Albanians Destroy Churches in Kosovo — March 2004 (video clip)
Nevertheless, after creating this ethnically cleanest region of Europe today, Albanians in Kosovo again declared an independent state in 2008 — for the second time in the past 20 years. Their first attempt was on September 7, 1990, which only the Republic of Albania officially supported. The article, "Kosovo Shouldn't be Independent" describes why this is dangerous to the US and the rest of the world.
Lawrence Eagleburger, former US Secretary of State and former US Ambassador to Belgrade, says in the article, "Kosovo Independence Efforts Deeply Distressing," that there are "strong reasons for opposition" to Kosovo's independence. Another article, "Bush Wrong on Kosovo Independence," describes, among other interesting facts, when and why the State Department removed the Kosovo Liberation Army from its list of terrorist groups.
And finally, the word "Kosovo" is not even an Albanian word. It is the Serbian possessive form of kos, the name of a songbird known in English as a "blackbird."
Canadian General Lewis MacKenzie talks about Kosovo's independence
Patrick J Buchanan: Does Balkanization Beckon Anew?
Noam Chomsky: Why the US Started the Kosovo War        
William Dorich: Completing Kosovo Genocide
The Washington Times: Warning Light on Kosovo
States which will (not) recognise Kosovo as independent
Sara Flounders: Washington gets a new colony in the Balkans
John Bolton: Kosovo will Spark Islamic Extremism in Europe
Canada's Foreign Policy Newsweekly: Opinions
Kristallnacht in Kosovo (The burning of churches raises questions about independence)
Andy Wilcoxson: Rewarding Terrorism, Deception in Kosovo
Kosovo: A Crying Shame
Alexandre del Valle: Independance of Kosovo
Jerusalem Post: The Case Against Kosovo Independence
Kosovo: A Dangerous Precedent
Kosovo: Latest News
The Washington Post: The Terrorists Next Door? (New Jersey: ethnic Albanians "to attack nearby Fort Dix with assault weapons")

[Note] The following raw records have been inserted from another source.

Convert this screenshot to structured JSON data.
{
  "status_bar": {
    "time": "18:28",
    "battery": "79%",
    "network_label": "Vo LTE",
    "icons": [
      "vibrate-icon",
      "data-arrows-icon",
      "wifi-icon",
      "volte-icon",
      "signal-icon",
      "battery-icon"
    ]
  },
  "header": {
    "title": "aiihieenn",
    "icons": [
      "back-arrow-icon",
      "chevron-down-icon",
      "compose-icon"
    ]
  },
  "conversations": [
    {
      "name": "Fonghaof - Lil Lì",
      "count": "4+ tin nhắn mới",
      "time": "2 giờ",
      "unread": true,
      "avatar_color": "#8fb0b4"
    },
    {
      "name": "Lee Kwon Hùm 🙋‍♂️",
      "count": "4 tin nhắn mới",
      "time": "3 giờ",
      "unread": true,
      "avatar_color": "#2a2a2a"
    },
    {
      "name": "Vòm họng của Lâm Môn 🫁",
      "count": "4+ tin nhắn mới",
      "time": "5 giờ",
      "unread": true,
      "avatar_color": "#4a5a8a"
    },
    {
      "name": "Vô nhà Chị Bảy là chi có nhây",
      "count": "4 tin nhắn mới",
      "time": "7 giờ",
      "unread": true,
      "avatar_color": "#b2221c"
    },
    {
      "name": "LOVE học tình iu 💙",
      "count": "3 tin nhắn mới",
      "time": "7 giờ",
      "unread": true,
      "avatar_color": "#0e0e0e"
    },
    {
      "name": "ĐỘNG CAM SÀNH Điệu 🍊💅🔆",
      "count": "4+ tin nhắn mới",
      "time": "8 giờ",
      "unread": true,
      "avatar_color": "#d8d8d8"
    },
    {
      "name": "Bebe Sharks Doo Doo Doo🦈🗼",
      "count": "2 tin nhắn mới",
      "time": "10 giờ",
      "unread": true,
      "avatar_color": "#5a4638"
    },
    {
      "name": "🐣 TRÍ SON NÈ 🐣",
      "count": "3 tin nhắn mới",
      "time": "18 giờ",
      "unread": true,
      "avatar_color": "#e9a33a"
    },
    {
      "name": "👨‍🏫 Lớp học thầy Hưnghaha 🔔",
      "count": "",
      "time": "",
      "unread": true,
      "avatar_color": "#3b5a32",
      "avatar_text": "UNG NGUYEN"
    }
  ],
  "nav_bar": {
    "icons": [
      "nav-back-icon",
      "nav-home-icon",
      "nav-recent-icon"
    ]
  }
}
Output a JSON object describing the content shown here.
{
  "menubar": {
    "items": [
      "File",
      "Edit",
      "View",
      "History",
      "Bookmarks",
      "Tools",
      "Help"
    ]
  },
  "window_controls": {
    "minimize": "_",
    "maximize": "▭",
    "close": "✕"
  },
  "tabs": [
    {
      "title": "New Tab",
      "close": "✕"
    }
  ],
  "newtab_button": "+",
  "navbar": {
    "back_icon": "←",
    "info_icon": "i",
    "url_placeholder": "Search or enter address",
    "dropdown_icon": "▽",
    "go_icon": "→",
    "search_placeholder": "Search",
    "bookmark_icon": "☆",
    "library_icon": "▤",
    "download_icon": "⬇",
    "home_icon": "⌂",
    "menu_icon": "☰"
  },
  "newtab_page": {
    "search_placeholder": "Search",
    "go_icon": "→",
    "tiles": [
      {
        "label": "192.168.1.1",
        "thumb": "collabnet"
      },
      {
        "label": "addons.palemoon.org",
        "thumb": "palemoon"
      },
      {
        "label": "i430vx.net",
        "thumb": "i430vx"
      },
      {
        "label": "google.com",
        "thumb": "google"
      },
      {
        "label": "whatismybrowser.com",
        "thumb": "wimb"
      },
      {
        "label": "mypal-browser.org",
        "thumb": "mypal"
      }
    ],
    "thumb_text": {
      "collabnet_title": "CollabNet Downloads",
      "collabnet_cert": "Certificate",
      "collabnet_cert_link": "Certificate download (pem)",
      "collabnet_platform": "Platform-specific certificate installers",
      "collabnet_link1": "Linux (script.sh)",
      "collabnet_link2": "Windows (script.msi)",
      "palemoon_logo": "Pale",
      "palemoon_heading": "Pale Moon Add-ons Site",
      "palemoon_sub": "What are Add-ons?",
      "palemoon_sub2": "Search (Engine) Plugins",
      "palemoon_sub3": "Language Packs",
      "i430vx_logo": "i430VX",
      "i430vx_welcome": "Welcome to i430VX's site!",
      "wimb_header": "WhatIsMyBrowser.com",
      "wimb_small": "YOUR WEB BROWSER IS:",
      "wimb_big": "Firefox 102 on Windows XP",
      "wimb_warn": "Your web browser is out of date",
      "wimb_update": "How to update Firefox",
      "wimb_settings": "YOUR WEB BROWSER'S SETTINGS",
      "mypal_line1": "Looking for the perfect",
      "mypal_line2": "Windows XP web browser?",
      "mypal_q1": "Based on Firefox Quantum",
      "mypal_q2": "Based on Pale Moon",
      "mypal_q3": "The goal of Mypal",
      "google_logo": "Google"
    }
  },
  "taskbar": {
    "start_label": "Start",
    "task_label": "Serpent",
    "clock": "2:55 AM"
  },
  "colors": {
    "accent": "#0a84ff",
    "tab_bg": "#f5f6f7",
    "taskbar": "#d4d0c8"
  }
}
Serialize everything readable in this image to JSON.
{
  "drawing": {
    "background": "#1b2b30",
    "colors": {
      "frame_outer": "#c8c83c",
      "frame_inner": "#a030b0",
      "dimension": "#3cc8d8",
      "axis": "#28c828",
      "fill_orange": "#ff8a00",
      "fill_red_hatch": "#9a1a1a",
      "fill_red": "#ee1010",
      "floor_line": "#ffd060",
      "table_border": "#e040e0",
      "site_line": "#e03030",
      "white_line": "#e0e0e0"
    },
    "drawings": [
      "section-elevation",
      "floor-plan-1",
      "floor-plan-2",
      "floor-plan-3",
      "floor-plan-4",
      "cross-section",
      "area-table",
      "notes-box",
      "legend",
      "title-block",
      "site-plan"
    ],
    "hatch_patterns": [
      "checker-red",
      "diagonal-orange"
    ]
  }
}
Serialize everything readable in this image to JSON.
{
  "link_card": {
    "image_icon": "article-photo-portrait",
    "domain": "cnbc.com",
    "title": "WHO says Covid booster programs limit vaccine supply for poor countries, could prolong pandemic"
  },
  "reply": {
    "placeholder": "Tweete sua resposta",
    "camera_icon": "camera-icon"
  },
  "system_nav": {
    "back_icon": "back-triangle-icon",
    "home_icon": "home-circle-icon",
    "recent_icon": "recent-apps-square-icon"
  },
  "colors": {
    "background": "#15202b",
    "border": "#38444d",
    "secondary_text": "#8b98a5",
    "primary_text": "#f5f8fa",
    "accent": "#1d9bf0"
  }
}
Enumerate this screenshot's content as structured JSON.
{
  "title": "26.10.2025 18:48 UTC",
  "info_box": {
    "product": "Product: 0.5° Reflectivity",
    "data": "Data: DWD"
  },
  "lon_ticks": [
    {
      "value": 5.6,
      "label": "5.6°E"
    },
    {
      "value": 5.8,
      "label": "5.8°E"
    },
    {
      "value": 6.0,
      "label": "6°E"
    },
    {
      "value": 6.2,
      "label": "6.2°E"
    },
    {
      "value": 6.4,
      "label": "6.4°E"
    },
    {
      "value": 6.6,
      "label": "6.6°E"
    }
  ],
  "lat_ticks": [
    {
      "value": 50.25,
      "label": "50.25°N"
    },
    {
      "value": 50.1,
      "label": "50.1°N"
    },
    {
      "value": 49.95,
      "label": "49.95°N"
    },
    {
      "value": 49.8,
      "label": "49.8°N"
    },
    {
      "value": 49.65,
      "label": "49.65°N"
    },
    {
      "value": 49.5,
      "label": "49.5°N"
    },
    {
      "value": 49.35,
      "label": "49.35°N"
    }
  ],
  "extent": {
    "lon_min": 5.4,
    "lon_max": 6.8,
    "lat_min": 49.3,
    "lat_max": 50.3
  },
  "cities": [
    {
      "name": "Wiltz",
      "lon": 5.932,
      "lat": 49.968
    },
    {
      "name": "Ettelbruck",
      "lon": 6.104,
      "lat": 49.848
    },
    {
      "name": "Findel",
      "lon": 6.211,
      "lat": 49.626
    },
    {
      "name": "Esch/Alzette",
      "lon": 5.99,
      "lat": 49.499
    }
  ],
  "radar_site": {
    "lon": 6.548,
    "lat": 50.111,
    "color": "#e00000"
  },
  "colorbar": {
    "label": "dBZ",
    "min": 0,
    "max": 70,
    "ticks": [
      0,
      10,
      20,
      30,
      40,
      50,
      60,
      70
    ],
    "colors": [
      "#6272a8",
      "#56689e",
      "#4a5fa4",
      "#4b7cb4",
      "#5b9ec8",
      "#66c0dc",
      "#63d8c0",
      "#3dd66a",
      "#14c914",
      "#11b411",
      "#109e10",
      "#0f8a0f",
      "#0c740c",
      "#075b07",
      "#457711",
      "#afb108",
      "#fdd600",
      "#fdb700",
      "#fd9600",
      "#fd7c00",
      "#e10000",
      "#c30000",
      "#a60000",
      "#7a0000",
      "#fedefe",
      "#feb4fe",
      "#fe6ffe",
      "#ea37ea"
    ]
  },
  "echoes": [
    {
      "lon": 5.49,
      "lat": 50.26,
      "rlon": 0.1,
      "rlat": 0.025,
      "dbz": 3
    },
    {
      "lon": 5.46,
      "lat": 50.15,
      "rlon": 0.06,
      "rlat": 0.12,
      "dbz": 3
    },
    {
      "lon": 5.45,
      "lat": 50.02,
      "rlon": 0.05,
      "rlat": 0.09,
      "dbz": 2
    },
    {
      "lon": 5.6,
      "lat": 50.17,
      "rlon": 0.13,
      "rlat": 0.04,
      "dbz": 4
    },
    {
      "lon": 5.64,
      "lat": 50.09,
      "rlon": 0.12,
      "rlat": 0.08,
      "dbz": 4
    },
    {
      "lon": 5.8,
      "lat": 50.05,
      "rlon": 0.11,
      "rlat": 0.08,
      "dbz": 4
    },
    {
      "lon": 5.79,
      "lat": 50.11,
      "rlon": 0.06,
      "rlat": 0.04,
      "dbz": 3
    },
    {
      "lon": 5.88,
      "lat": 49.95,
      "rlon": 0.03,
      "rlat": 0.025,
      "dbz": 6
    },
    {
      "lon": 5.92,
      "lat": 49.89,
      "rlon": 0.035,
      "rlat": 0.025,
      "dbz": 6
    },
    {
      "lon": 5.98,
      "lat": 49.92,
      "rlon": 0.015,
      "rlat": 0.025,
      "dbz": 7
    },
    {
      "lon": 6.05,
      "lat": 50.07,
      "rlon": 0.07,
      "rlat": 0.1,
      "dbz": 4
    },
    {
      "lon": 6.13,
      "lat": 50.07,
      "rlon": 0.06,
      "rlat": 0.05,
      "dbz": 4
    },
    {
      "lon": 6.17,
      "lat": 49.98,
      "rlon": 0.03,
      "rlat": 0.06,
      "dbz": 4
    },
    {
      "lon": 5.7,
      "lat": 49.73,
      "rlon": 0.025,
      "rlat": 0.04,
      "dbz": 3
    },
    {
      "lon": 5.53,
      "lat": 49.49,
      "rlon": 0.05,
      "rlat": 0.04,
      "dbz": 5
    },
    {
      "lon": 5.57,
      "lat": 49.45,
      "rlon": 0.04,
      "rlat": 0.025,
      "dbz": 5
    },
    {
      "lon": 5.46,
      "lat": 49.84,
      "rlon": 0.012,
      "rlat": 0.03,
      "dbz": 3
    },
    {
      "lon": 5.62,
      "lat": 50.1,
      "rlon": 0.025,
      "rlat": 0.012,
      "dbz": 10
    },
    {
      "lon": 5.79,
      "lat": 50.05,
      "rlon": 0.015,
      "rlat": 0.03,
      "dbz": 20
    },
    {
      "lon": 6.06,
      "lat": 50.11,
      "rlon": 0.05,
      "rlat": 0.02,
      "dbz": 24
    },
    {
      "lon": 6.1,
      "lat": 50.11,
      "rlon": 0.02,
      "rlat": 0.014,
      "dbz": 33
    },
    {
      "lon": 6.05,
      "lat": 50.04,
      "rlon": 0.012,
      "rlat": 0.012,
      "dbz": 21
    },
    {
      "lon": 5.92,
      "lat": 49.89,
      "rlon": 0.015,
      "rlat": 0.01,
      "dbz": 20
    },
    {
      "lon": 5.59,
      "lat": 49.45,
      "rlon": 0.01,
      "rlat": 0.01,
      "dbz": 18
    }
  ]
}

CBS NEWS: Buying Big Guns? No Big Deal (Osama bin Laden sent one of his operatives to the United States)
Day of Infamy: Kosovo Separatists Declare Independence
Jewish World Review: The Coming Balkan Caliphate
Hashim Thaci: Criminal Activities of the Prime Minister of Kosovo
The Muslim concept of Convert or Die
The Kosovo Crisis
German Documents Contradict Genocide-Against-Albanians Claims
KLA criminals with heads of Serb victims in their hands